Data about app and page elements:
============
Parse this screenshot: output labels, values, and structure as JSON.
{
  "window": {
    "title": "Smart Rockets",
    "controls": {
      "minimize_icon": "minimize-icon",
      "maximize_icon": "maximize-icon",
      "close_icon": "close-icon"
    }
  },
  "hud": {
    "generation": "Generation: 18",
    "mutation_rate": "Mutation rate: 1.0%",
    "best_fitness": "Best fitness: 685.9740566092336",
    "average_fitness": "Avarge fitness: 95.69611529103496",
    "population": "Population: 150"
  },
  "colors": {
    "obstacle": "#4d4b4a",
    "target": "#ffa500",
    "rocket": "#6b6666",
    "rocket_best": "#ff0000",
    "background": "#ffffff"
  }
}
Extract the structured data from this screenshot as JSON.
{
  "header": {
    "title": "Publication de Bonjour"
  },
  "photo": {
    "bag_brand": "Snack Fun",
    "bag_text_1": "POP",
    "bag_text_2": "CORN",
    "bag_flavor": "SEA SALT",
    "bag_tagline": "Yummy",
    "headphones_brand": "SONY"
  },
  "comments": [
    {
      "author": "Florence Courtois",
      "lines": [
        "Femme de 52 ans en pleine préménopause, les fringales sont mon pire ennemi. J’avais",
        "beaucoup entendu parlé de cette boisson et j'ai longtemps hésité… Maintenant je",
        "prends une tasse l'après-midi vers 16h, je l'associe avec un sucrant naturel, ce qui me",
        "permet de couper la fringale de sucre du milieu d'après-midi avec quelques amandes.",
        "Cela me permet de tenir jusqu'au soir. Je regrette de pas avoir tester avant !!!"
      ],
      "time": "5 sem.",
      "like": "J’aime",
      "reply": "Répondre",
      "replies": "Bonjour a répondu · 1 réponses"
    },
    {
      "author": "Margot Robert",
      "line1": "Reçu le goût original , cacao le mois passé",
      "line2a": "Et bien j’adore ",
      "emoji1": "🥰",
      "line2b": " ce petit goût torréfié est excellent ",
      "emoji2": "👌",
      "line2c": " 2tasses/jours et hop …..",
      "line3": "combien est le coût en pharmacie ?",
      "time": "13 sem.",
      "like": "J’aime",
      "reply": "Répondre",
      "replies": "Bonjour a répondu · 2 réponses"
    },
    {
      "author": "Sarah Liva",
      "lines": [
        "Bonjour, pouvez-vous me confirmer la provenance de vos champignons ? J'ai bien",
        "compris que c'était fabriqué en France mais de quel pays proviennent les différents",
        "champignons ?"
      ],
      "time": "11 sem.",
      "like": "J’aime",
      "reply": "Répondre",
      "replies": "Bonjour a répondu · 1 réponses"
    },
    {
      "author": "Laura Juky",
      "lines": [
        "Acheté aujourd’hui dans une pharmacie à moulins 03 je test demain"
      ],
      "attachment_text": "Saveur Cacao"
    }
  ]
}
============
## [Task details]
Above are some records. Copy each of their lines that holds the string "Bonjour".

## [Result of the task]
    "title": "Publication de Bonjour"
      "replies": "Bonjour a répondu · 1 réponses"
      "replies": "Bonjour a répondu · 2 réponses"
        "Bonjour, pouvez-vous me confirmer la provenance de vos champignons ? J'ai bien",
      "replies": "Bonjour a répondu · 1 réponses"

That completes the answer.